• Problem to solve:
State how many lines in the listing below contain the word "time", and write nothing else.

══════════

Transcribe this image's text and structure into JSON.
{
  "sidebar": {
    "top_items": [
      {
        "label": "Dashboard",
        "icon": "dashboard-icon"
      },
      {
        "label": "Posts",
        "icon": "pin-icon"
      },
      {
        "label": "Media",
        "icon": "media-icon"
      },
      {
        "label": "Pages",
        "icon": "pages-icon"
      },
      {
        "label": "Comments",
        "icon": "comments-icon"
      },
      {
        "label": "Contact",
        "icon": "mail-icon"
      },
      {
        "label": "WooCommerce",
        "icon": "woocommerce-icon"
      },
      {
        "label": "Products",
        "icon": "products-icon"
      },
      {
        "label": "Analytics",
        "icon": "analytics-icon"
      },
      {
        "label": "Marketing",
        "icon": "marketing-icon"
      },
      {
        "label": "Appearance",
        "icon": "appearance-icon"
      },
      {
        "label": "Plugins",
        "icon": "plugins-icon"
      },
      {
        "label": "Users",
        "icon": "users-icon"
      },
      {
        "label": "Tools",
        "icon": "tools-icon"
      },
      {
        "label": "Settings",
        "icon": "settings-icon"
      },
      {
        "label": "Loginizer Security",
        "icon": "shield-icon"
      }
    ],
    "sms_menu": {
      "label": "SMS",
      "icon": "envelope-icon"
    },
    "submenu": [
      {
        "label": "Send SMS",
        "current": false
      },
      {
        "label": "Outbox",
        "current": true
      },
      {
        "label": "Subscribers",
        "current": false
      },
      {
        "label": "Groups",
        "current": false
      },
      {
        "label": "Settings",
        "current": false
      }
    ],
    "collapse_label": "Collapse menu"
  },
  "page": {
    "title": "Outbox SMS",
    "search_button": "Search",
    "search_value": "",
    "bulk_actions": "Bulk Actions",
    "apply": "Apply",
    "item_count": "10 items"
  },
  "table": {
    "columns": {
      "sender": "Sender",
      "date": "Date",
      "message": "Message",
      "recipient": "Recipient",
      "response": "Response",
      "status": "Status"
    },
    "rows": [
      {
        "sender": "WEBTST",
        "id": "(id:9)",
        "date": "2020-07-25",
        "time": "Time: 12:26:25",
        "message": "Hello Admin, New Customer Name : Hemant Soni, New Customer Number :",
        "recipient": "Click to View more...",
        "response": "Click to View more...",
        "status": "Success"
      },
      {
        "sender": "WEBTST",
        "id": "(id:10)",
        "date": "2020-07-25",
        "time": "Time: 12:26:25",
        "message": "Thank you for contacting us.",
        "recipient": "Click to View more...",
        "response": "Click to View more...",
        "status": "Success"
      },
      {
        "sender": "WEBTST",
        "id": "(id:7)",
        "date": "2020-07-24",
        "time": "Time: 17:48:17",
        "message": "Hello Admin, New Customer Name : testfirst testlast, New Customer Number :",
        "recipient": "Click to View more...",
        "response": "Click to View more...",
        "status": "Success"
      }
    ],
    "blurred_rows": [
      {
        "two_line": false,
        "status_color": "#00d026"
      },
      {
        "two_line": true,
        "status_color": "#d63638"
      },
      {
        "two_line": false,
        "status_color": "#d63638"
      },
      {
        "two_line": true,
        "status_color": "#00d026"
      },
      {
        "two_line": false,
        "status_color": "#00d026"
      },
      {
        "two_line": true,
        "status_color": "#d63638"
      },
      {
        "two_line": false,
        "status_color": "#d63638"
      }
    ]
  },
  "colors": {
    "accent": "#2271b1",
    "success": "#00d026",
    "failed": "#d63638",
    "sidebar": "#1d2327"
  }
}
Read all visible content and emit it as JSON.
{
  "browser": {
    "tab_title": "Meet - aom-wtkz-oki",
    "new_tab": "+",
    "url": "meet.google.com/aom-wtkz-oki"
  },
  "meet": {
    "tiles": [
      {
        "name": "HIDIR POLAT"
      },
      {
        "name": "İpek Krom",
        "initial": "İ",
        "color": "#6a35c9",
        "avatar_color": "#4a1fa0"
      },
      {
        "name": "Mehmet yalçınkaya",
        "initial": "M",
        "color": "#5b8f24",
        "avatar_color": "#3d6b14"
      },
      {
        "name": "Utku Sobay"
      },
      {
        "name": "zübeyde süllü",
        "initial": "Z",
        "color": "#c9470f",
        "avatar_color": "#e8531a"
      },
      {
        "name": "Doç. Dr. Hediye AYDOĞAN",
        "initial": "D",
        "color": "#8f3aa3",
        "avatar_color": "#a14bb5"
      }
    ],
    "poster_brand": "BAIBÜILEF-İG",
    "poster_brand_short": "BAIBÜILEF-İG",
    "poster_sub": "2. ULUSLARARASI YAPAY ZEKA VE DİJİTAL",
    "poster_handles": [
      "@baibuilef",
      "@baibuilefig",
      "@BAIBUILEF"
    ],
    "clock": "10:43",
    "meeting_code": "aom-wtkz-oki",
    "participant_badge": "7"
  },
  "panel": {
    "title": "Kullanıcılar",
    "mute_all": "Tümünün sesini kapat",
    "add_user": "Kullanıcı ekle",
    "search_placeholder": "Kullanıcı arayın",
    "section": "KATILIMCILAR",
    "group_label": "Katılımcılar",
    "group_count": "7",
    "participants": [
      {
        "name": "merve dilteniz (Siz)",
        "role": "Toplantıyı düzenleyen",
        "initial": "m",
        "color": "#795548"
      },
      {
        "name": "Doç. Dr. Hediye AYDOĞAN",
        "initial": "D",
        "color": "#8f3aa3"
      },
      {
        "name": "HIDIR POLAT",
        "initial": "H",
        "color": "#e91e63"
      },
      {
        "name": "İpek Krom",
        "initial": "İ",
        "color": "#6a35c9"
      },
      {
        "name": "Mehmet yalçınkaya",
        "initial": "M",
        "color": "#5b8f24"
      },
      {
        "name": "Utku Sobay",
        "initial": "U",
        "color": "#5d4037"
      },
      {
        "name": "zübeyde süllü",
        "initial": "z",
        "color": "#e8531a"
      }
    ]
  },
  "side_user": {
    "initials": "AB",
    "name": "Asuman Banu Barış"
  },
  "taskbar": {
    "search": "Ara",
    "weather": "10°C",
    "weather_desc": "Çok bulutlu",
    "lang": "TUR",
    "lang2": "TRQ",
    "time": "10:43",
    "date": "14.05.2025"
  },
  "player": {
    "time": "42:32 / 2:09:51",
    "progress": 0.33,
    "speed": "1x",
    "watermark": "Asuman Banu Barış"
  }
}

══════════

• Expected answer:
5